The IBM ITS webpage now states:
“Frequentz acquired the IBM InfoSphere Traceability Server in Oct 2, 2012. All future information regarding the InfoSphere Traceability Server products will be available from Frequentz.”
No other information about the sale was included.
This is stunning news considering the history of the ITS product, and because it seemed to be one of several centerpieces of IBM’s “Smarter Planet” marketing campaigns. IBM conceived the idea for the product in 2004 shortly after Craig Asher came on board as part of their acquisition of Trigo Technologies.
Craig became the product manager for the product, named the “RFID Information Center” (RFIDIC) in IBM’s catalog at that time. Between 2004 and 2007 Craig oversaw the development of the product into a data repository and platform based on the new GS1 EPCgobal Electronic Product Code Information Services (EPCIS) interface standard. Craig was a co-chair of that standards effort. According to an old Wikipedia article, the product was renamed Infosphere Traceability Server (ITS) by IBM in 2008.
E-PEDIGREE: AN APPLICATION, OR A “FEATURE”?
One of several debates I had with Craig back in those days was whether or not ePedigree was an application or just a “feature”. Craig argued that it was nothing more than a feature on top of EPCIS. In my view, he was mistaking the concepts of “track and trace” or “chain of custody”–which arguably could both be just a feature of an EPCIS-based repository–for ePedigree–a more complex concept that should be implemented as a full application “on top of” a repository. We never convinced each other.
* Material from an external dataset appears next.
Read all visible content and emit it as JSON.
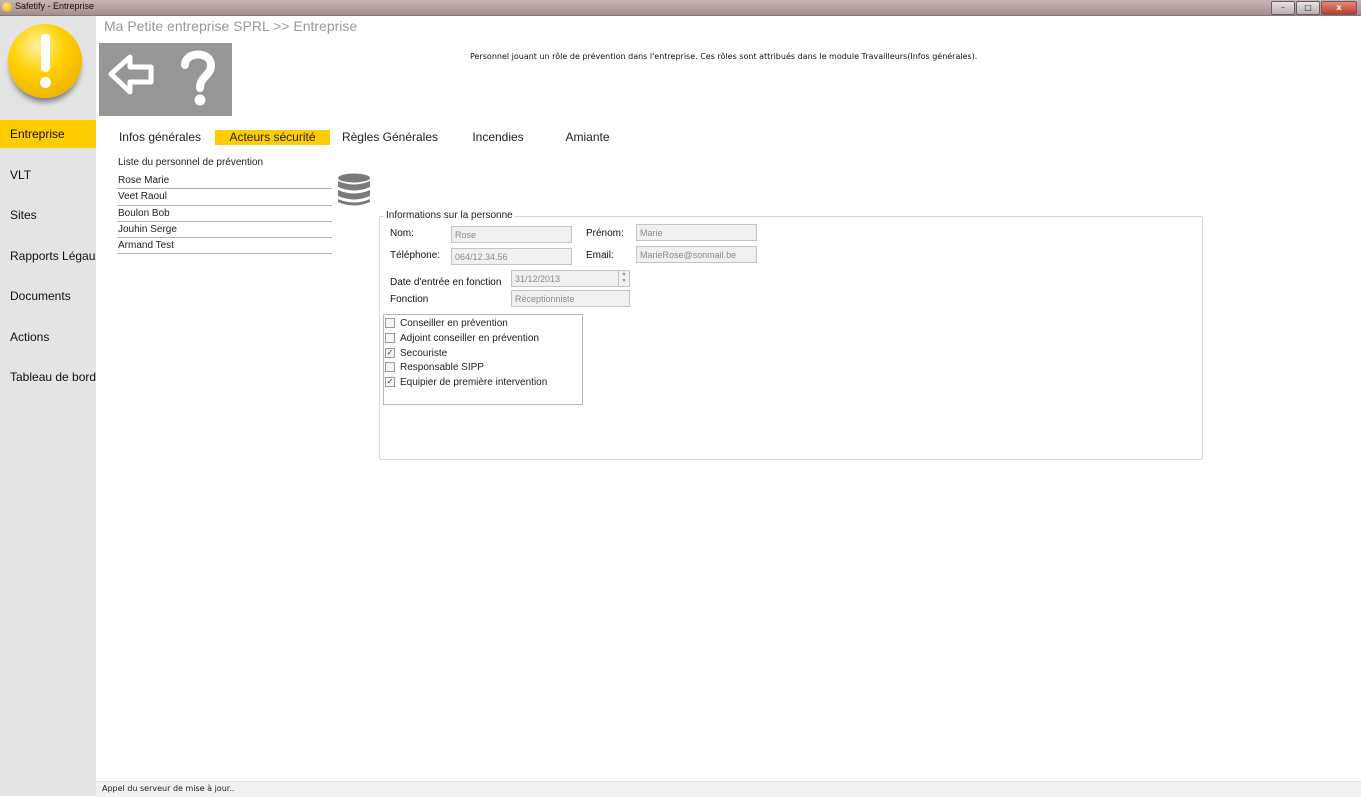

After Craig moved on, I continued the debate with Daniel Hernandez without conclusion. After Daniel moved on I found that the debate had dissolved when the new IBM product manager simply agreed with me. By that time IBM had added full GS1 Drug Pedigree Messaging Standard (DPMS) capability to the ITS product in a separate drug pedigree module.
IBM SHOULD NEVER HAVE ENTERED THE E-PEDIGREE MARKET
As I understand it, IBM had a number of customers in the food, and perhaps other supply chains, who were using their ITS product for tracking and tracing. I also understand that they had a number of customers in the pharmaceutical supply chain that were using the drug pedigree module.
I don’t know how much of their ITS-related revenue came from those pharmaceutical supply chain customers but I have felt for several years that the company made a strategic error when they entered that market back around 2007 when AmerisourceBergen began using RFIDIC for ePedigree. Eventually both of the other “big 3” wholesalers invested in the use of IBM’s ePedigree solution as well.
What IBM management didn’t realize is that drug ePedigree is a complex application that requires highly specialized attention to details. E-Pedigree software product managers must stay on top of the latest changes to state and federal pedigree laws so that their product remains usable by their customers in those locations.
Because of the patchwork of ePedigree laws in the U.S., ePedigree software must have some features that are unique to single states. For example, IBM’s product was serialization-based, which is currently going to be required only in California. The product would have been very difficult to use to meet any other state or federal pedigree law without significant changes.
But the biggest error IBM made was in thinking that a multi-national computer hardware and software mega-corporation could make enough money on an application that has such a niche market. Big corporations like IBM need big markets for their products–preferably products they can sell globally and across multiple industries. Currently ePedigree is only marketable in the United States and only in the pharmaceutical supply chain. That’s way too small for a big company.
E-Pedigree is ideally suited for a “boutique” software company. One that can dedicate the resources to monitor the various state and federal pedigree laws, keep their applications up-to-date and provide the extra help necessary for their customers to use their product to meet those laws.
I think VeriSign ultimately learned this lesson, which is probably what led them to exit the ePedigree business around the time IBM entered it. It appears that SAP might also “get” this logic, considering that they have never entered the ePedigree solution market. I think Oracle and perhaps Microsoft remain the only large software companies that claim to have some kind of ePedigree offering. All of the other ePedigree companies out there are what I would term “boutique”.
And it appears that the buyer of the IBM ITS solution, Frequentz, may also be just that. It will be interesting to see what they do with the product.
For more of my thoughts on what IBM may be thinking/doing, read my next essay, “Could It Be The Cloud? More Thoughts On IBM’s Divestiture Of Its EPCIS And E-Pedigree Suite“.